- [DATA SECTION]

◇ ◇ ◇ ◇

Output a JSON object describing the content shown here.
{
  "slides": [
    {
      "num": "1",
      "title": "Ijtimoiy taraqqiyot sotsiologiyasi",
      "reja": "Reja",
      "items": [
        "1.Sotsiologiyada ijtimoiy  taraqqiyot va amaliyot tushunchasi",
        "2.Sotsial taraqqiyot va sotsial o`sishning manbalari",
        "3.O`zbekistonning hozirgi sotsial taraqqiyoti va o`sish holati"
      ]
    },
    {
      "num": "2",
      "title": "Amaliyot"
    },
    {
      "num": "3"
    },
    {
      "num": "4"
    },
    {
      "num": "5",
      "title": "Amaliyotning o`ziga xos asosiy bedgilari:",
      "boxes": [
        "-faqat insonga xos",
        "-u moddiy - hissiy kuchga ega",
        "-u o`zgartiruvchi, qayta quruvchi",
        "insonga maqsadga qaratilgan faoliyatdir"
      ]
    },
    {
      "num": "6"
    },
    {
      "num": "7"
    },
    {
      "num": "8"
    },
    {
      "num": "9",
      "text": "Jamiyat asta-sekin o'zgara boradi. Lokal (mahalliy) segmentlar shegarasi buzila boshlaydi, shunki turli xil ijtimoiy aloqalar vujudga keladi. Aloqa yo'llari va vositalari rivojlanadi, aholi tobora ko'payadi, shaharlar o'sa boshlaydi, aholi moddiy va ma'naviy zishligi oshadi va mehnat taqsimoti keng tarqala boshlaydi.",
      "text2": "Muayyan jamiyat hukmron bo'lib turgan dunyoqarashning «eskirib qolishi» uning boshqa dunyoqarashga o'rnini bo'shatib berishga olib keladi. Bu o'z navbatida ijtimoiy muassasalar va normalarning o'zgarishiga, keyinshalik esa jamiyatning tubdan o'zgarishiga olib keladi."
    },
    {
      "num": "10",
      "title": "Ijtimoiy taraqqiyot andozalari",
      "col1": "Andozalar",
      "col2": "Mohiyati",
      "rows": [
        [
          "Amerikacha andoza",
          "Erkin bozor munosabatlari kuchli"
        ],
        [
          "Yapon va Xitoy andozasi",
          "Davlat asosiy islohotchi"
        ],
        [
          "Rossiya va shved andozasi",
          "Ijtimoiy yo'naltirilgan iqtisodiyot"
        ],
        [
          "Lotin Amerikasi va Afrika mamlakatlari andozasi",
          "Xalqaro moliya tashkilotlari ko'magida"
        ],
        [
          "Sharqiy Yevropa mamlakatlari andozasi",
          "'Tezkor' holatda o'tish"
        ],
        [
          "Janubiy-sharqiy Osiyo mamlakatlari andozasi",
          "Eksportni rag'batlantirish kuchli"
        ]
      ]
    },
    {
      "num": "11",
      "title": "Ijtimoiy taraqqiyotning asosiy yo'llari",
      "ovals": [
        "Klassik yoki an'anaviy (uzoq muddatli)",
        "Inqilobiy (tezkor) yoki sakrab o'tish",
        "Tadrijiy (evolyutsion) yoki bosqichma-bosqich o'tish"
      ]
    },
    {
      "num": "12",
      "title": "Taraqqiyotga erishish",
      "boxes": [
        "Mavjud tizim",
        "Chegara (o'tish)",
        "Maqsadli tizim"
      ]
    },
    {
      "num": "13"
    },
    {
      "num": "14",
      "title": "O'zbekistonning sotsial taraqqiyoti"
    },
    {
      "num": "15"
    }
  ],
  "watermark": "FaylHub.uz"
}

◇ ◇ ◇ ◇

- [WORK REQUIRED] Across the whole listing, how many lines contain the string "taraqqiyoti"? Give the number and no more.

- [SOLUTION TO THIS PROBLEM] 2